Task requirements:
Note each line of the listing that contains the string "description", and copy it.
** Opening Supplied entries block **
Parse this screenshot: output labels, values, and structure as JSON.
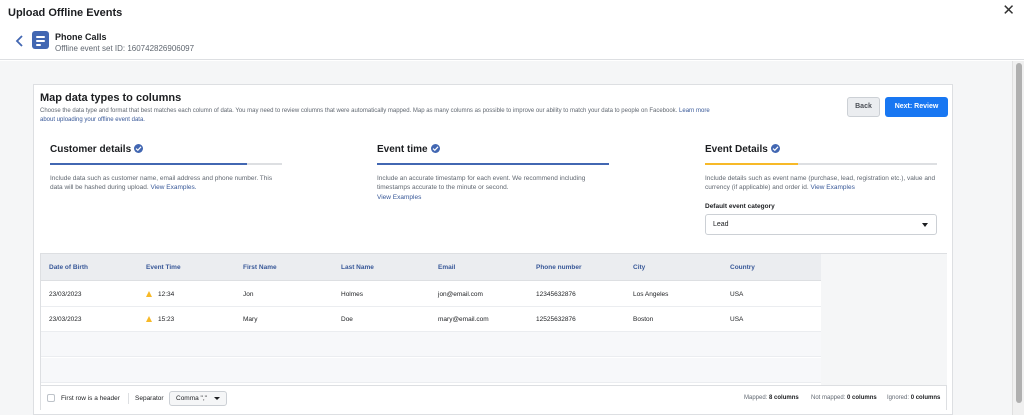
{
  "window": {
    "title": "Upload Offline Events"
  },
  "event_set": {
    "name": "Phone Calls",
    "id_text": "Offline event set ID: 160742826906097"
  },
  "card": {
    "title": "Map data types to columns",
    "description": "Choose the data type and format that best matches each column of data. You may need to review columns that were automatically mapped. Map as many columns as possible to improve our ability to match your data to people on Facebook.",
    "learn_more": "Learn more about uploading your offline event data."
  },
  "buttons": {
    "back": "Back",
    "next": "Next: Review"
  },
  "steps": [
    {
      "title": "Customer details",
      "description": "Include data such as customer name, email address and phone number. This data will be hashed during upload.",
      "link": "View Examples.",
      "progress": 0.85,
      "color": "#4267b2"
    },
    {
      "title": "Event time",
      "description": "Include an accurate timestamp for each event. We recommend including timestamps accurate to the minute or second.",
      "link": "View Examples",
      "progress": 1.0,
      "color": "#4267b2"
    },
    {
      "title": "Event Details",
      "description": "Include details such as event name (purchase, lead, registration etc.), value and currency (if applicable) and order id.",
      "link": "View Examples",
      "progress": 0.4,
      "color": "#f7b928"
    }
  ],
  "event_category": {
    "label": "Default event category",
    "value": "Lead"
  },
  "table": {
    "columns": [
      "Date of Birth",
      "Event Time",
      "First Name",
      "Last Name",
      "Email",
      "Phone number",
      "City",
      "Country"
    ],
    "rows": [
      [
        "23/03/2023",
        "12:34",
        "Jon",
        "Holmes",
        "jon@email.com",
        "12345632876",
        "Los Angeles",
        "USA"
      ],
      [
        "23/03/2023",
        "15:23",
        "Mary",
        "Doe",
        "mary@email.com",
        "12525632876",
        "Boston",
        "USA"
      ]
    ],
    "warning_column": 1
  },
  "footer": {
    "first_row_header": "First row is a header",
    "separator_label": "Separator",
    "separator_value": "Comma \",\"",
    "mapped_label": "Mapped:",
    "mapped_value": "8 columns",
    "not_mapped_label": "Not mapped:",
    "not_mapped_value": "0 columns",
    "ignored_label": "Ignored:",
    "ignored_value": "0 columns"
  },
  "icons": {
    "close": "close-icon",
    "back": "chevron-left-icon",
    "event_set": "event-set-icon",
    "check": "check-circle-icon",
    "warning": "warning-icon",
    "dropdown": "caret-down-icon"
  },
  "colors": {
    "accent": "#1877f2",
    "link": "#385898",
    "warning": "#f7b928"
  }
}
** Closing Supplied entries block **
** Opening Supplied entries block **
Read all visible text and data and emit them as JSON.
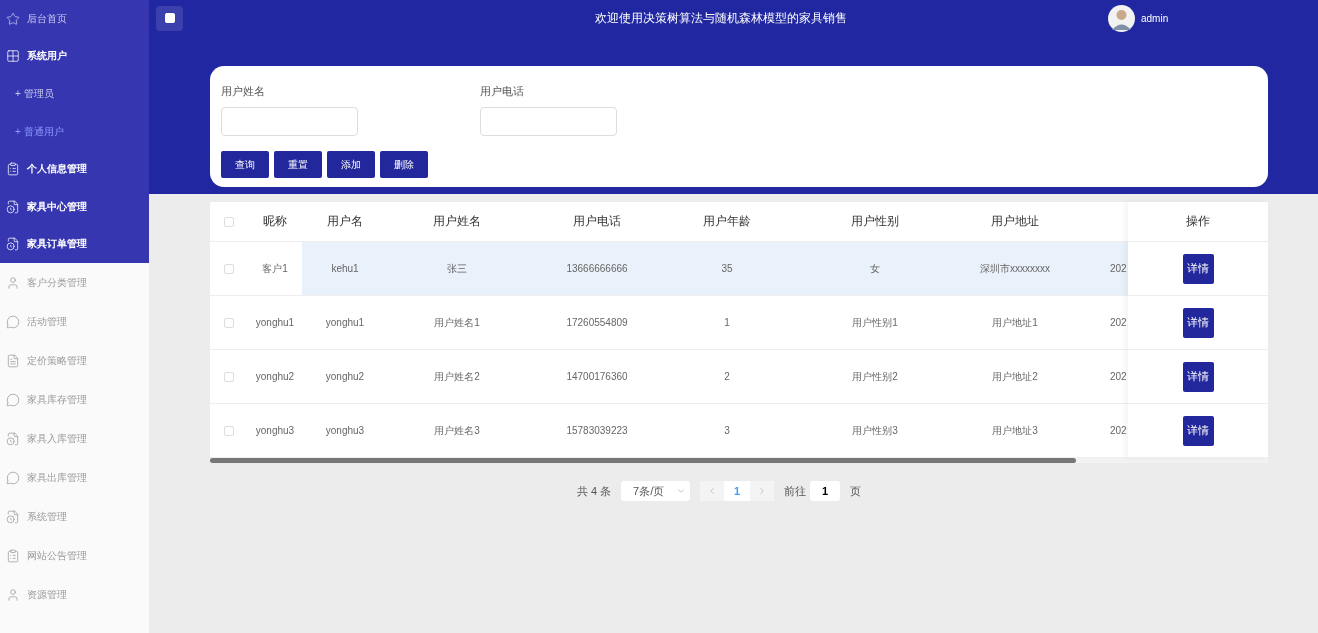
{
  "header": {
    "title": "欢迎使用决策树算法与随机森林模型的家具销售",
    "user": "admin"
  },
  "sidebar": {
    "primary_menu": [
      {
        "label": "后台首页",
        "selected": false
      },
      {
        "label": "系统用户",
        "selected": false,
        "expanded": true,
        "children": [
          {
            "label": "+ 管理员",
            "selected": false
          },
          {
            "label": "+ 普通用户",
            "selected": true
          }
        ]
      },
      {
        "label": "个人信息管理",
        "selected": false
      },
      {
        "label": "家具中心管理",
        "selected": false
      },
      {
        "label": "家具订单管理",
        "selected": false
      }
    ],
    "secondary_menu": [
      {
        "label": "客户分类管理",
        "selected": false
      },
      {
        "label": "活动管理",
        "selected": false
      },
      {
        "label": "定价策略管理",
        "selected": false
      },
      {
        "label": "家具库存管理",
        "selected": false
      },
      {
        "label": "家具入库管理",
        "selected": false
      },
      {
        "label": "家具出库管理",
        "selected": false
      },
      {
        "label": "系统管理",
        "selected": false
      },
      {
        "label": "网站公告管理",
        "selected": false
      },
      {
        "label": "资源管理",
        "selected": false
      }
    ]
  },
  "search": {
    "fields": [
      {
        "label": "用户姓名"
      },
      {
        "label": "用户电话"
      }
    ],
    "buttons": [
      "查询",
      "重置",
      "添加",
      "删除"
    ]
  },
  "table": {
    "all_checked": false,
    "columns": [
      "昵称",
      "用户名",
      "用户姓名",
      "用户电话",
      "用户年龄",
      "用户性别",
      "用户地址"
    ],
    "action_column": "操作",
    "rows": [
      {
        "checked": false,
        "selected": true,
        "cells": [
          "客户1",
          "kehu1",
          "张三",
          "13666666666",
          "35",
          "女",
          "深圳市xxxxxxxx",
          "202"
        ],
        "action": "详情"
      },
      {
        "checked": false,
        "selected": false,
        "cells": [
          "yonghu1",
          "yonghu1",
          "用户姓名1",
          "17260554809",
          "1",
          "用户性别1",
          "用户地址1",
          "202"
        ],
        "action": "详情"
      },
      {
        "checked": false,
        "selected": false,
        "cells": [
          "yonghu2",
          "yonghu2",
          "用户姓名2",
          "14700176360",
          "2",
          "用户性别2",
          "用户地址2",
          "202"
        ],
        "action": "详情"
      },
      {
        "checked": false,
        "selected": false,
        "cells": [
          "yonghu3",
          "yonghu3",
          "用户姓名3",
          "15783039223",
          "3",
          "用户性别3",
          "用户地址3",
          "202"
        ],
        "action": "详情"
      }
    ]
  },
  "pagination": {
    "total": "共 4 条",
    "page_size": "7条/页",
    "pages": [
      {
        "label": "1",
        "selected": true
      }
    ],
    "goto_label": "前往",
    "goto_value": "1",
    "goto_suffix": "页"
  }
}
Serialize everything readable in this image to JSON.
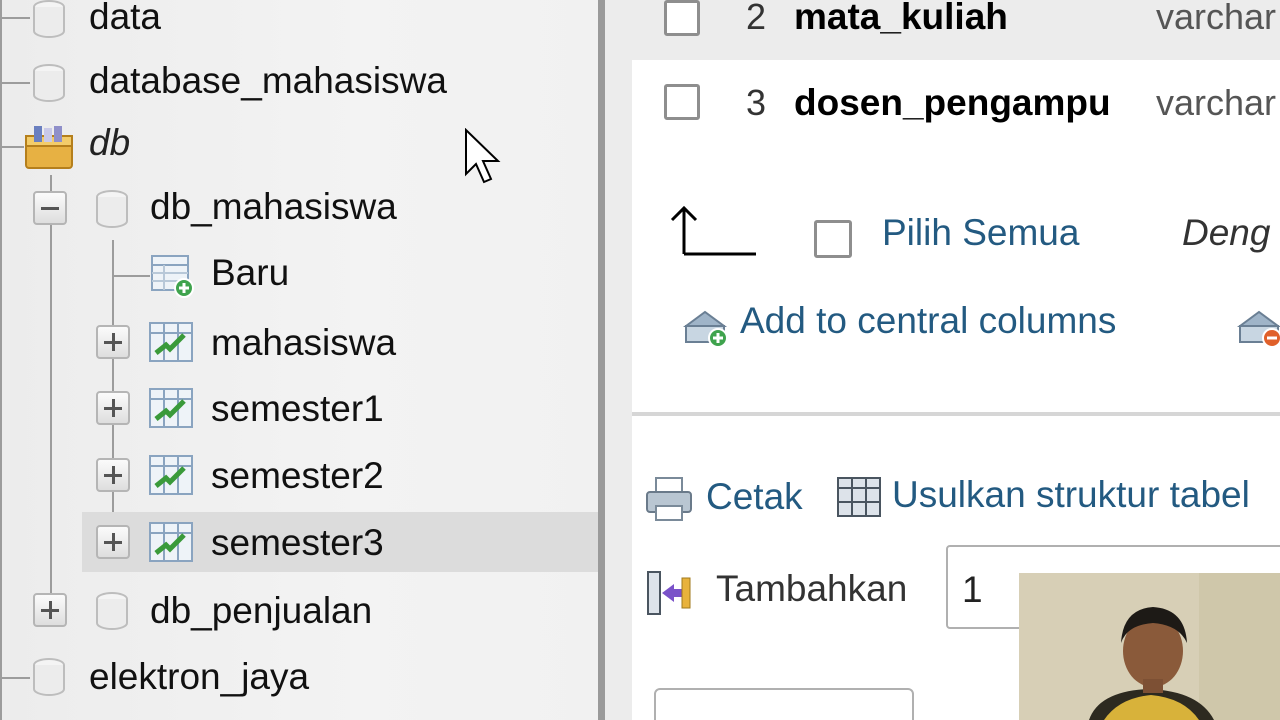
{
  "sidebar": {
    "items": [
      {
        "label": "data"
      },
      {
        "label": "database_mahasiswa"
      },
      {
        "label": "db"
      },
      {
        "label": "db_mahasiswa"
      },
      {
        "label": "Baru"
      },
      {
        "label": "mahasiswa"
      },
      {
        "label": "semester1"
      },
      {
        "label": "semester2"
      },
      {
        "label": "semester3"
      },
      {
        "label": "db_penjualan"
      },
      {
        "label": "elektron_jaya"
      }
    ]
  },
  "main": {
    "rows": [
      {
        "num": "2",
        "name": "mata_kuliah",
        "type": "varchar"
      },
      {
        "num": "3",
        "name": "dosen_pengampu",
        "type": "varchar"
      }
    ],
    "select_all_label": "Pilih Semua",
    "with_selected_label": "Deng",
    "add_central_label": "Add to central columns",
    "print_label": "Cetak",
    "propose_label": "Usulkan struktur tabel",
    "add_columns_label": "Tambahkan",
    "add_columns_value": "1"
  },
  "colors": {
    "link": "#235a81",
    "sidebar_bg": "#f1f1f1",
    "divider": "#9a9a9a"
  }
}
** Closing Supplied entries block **
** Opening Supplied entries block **
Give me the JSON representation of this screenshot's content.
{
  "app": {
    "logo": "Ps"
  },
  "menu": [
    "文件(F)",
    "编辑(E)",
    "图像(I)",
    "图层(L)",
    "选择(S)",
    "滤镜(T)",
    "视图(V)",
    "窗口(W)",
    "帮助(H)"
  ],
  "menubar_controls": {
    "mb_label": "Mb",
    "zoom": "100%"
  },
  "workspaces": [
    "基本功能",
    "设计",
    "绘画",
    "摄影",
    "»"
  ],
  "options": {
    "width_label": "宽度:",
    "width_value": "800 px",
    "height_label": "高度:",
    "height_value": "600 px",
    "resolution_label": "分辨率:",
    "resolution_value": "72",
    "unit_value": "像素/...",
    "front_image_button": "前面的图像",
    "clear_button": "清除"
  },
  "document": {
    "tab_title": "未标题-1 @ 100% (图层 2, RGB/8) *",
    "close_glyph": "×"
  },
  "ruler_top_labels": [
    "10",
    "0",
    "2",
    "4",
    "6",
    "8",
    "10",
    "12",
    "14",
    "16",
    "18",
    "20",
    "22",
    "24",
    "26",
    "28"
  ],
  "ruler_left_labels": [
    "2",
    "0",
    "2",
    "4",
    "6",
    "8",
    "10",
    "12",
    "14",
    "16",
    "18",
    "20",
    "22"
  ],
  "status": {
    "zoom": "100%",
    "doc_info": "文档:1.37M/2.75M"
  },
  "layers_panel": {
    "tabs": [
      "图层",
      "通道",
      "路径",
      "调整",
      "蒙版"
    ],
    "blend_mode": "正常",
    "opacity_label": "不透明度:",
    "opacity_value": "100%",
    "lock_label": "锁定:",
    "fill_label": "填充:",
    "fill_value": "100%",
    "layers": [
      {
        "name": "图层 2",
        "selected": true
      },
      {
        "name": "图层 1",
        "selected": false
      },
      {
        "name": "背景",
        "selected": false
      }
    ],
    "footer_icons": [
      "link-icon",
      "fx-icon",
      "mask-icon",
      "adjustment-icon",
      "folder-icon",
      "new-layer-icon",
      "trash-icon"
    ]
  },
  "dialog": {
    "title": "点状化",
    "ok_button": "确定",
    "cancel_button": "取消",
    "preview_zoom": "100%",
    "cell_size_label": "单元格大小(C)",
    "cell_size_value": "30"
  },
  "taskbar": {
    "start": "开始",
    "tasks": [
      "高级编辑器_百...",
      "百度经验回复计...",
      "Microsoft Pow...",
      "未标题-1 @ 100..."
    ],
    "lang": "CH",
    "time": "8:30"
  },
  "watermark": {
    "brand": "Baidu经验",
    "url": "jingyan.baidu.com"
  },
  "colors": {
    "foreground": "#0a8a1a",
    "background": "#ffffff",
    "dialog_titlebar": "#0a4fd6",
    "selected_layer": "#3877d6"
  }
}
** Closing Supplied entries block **
Solution to this problem:
    "description": "Choose the data type and format that best matches each column of data. You may need to review columns that were automatically mapped. Map as many columns as possible to improve our ability to match your data to people on Facebook.",
      "description": "Include data such as customer name, email address and phone number. This data will be hashed during upload.",
      "description": "Include an accurate timestamp for each event. We recommend including timestamps accurate to the minute or second.",
      "description": "Include details such as event name (purchase, lead, registration etc.), value and currency (if applicable) and order id.",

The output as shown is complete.